*** Begin section ***

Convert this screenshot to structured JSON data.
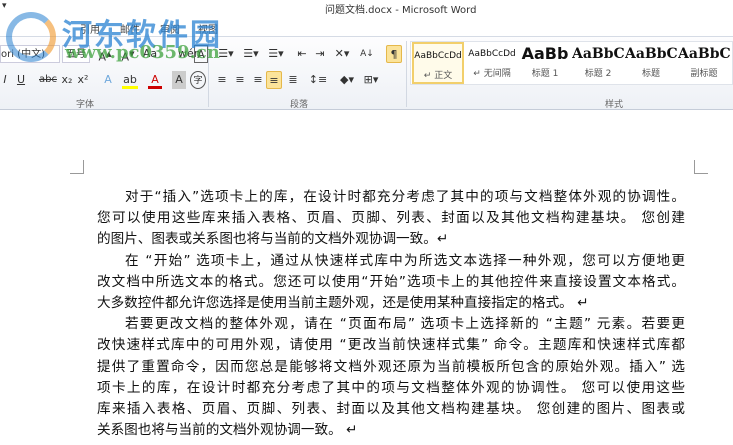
{
  "window": {
    "title": "问题文档.docx - Microsoft Word",
    "quick_access": "▾"
  },
  "tabs": [
    "引用",
    "邮件",
    "审阅",
    "视图"
  ],
  "font": {
    "name": "ori (中文)",
    "size": "五号",
    "group_label": "字体"
  },
  "paragraph": {
    "group_label": "段落"
  },
  "styles": {
    "group_label": "样式",
    "items": [
      {
        "preview": "AaBbCcDd",
        "name": "↵ 正文",
        "active": true
      },
      {
        "preview": "AaBbCcDd",
        "name": "↵ 无间隔"
      },
      {
        "preview": "AaBb",
        "name": "标题 1"
      },
      {
        "preview": "AaBbC",
        "name": "标题 2"
      },
      {
        "preview": "AaBbC",
        "name": "标题"
      },
      {
        "preview": "AaBbC",
        "name": "副标题"
      }
    ]
  },
  "watermark": {
    "name": "河东软件园",
    "url": "www.pc0359.cn"
  },
  "document": {
    "lines": [
      {
        "t": "对于“插入”选项卡上的库，在设计时都充分考虑了其中的项与文档整体外观的协调性。",
        "ind": true
      },
      {
        "t": "您可以使用这些库来插入表格、页眉、页脚、列表、封面以及其他文档构建基块。 您创建"
      },
      {
        "t": "的图片、图表或关系图也将与当前的文档外观协调一致。↵",
        "last": true
      },
      {
        "t": "在 “开始” 选项卡上，通过从快速样式库中为所选文本选择一种外观，您可以方便地更",
        "ind": true
      },
      {
        "t": "改文档中所选文本的格式。您还可以使用“开始”选项卡上的其他控件来直接设置文本格式。"
      },
      {
        "t": "大多数控件都允许您选择是使用当前主题外观，还是使用某种直接指定的格式。 ↵",
        "last": true
      },
      {
        "t": "若要更改文档的整体外观，请在 “页面布局” 选项卡上选择新的 “主题” 元素。若要更",
        "ind": true
      },
      {
        "t": "改快速样式库中的可用外观，请使用 “更改当前快速样式集” 命令。主题库和快速样式库都"
      },
      {
        "t": "提供了重置命令，因而您总是能够将文档外观还原为当前模板所包含的原始外观。插入” 选"
      },
      {
        "t": "项卡上的库，在设计时都充分考虑了其中的项与文档整体外观的协调性。 您可以使用这些"
      },
      {
        "t": "库来插入表格、页眉、页脚、列表、封面以及其他文档构建基块。 您创建的图片、图表或"
      },
      {
        "t": "关系图也将与当前的文档外观协调一致。 ↵",
        "last": true
      }
    ]
  }
}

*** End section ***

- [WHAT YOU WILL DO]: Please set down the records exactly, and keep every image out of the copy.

- [TASK OUTPUT]:
Convert this screenshot to structured JSON data.
{
  "window": {
    "title": "问题文档.docx - Microsoft Word",
    "quick_access": "▾"
  },
  "tabs": [
    "引用",
    "邮件",
    "审阅",
    "视图"
  ],
  "font": {
    "name": "ori (中文)",
    "size": "五号",
    "group_label": "字体"
  },
  "paragraph": {
    "group_label": "段落"
  },
  "styles": {
    "group_label": "样式",
    "items": [
      {
        "preview": "AaBbCcDd",
        "name": "↵ 正文",
        "active": true
      },
      {
        "preview": "AaBbCcDd",
        "name": "↵ 无间隔"
      },
      {
        "preview": "AaBb",
        "name": "标题 1"
      },
      {
        "preview": "AaBbC",
        "name": "标题 2"
      },
      {
        "preview": "AaBbC",
        "name": "标题"
      },
      {
        "preview": "AaBbC",
        "name": "副标题"
      }
    ]
  },
  "watermark": {
    "name": "河东软件园",
    "url": "www.pc0359.cn"
  },
  "document": {
    "lines": [
      {
        "t": "对于“插入”选项卡上的库，在设计时都充分考虑了其中的项与文档整体外观的协调性。",
        "ind": true
      },
      {
        "t": "您可以使用这些库来插入表格、页眉、页脚、列表、封面以及其他文档构建基块。 您创建"
      },
      {
        "t": "的图片、图表或关系图也将与当前的文档外观协调一致。↵",
        "last": true
      },
      {
        "t": "在 “开始” 选项卡上，通过从快速样式库中为所选文本选择一种外观，您可以方便地更",
        "ind": true
      },
      {
        "t": "改文档中所选文本的格式。您还可以使用“开始”选项卡上的其他控件来直接设置文本格式。"
      },
      {
        "t": "大多数控件都允许您选择是使用当前主题外观，还是使用某种直接指定的格式。 ↵",
        "last": true
      },
      {
        "t": "若要更改文档的整体外观，请在 “页面布局” 选项卡上选择新的 “主题” 元素。若要更",
        "ind": true
      },
      {
        "t": "改快速样式库中的可用外观，请使用 “更改当前快速样式集” 命令。主题库和快速样式库都"
      },
      {
        "t": "提供了重置命令，因而您总是能够将文档外观还原为当前模板所包含的原始外观。插入” 选"
      },
      {
        "t": "项卡上的库，在设计时都充分考虑了其中的项与文档整体外观的协调性。 您可以使用这些"
      },
      {
        "t": "库来插入表格、页眉、页脚、列表、封面以及其他文档构建基块。 您创建的图片、图表或"
      },
      {
        "t": "关系图也将与当前的文档外观协调一致。 ↵",
        "last": true
      }
    ]
  }
}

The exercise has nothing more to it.